Try it :: Each record is to be copied exactly as written.

Dataset records
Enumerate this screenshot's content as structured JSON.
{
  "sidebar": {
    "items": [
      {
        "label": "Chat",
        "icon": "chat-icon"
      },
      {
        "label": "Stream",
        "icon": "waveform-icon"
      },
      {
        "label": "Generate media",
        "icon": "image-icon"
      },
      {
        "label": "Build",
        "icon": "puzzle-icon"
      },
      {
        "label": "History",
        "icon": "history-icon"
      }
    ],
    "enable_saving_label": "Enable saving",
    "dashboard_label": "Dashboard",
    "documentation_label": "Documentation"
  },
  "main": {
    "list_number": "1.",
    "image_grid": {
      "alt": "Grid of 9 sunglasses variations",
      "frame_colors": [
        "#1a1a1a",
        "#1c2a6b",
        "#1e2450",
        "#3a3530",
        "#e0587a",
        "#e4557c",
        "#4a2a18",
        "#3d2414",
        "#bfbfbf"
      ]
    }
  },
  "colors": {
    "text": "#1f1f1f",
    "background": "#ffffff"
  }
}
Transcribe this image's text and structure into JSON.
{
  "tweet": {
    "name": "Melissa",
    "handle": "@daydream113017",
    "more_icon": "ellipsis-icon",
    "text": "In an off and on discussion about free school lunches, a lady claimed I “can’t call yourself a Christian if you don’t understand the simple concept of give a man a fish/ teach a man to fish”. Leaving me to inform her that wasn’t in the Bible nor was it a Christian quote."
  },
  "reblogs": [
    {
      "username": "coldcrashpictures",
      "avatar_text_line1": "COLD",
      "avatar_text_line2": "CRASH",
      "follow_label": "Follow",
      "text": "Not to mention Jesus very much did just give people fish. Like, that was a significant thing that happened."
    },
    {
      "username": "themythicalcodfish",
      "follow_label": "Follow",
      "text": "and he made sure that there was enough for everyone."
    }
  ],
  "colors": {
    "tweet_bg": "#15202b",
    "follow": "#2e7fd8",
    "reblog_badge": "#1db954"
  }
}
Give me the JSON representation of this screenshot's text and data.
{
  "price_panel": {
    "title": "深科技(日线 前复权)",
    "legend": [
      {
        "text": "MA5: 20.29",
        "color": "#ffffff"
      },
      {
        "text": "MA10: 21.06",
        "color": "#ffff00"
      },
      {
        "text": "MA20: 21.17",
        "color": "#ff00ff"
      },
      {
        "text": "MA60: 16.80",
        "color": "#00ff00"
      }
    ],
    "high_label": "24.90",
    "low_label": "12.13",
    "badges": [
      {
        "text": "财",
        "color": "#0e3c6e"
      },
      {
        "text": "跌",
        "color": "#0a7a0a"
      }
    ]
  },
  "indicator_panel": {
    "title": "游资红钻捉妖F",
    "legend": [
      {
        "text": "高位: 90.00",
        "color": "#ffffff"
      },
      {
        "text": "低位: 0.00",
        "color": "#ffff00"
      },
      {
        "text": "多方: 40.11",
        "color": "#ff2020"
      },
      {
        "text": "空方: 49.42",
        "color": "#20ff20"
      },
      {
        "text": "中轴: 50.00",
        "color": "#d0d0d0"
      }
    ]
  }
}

Reply to the task ::
Enumerate this screenshot's content as structured JSON.
{
  "sidebar": {
    "items": [
      {
        "label": "Chat",
        "icon": "chat-icon"
      },
      {
        "label": "Stream",
        "icon": "waveform-icon"
      },
      {
        "label": "Generate media",
        "icon": "image-icon"
      },
      {
        "label": "Build",
        "icon": "puzzle-icon"
      },
      {
        "label": "History",
        "icon": "history-icon"
      }
    ],
    "enable_saving_label": "Enable saving",
    "dashboard_label": "Dashboard",
    "documentation_label": "Documentation"
  },
  "main": {
    "list_number": "1.",
    "image_grid": {
      "alt": "Grid of 9 sunglasses variations",
      "frame_colors": [
        "#1a1a1a",
        "#1c2a6b",
        "#1e2450",
        "#3a3530",
        "#e0587a",
        "#e4557c",
        "#4a2a18",
        "#3d2414",
        "#bfbfbf"
      ]
    }
  },
  "colors": {
    "text": "#1f1f1f",
    "background": "#ffffff"
  }
}
Transcribe this image's text and structure into JSON.
{
  "tweet": {
    "name": "Melissa",
    "handle": "@daydream113017",
    "more_icon": "ellipsis-icon",
    "text": "In an off and on discussion about free school lunches, a lady claimed I “can’t call yourself a Christian if you don’t understand the simple concept of give a man a fish/ teach a man to fish”. Leaving me to inform her that wasn’t in the Bible nor was it a Christian quote."
  },
  "reblogs": [
    {
      "username": "coldcrashpictures",
      "avatar_text_line1": "COLD",
      "avatar_text_line2": "CRASH",
      "follow_label": "Follow",
      "text": "Not to mention Jesus very much did just give people fish. Like, that was a significant thing that happened."
    },
    {
      "username": "themythicalcodfish",
      "follow_label": "Follow",
      "text": "and he made sure that there was enough for everyone."
    }
  ],
  "colors": {
    "tweet_bg": "#15202b",
    "follow": "#2e7fd8",
    "reblog_badge": "#1db954"
  }
}
Give me the JSON representation of this screenshot's text and data.
{
  "price_panel": {
    "title": "深科技(日线 前复权)",
    "legend": [
      {
        "text": "MA5: 20.29",
        "color": "#ffffff"
      },
      {
        "text": "MA10: 21.06",
        "color": "#ffff00"
      },
      {
        "text": "MA20: 21.17",
        "color": "#ff00ff"
      },
      {
        "text": "MA60: 16.80",
        "color": "#00ff00"
      }
    ],
    "high_label": "24.90",
    "low_label": "12.13",
    "badges": [
      {
        "text": "财",
        "color": "#0e3c6e"
      },
      {
        "text": "跌",
        "color": "#0a7a0a"
      }
    ]
  },
  "indicator_panel": {
    "title": "游资红钻捉妖F",
    "legend": [
      {
        "text": "高位: 90.00",
        "color": "#ffffff"
      },
      {
        "text": "低位: 0.00",
        "color": "#ffff00"
      },
      {
        "text": "多方: 40.11",
        "color": "#ff2020"
      },
      {
        "text": "空方: 49.42",
        "color": "#20ff20"
      },
      {
        "text": "中轴: 50.00",
        "color": "#d0d0d0"
      }
    ]
  }
}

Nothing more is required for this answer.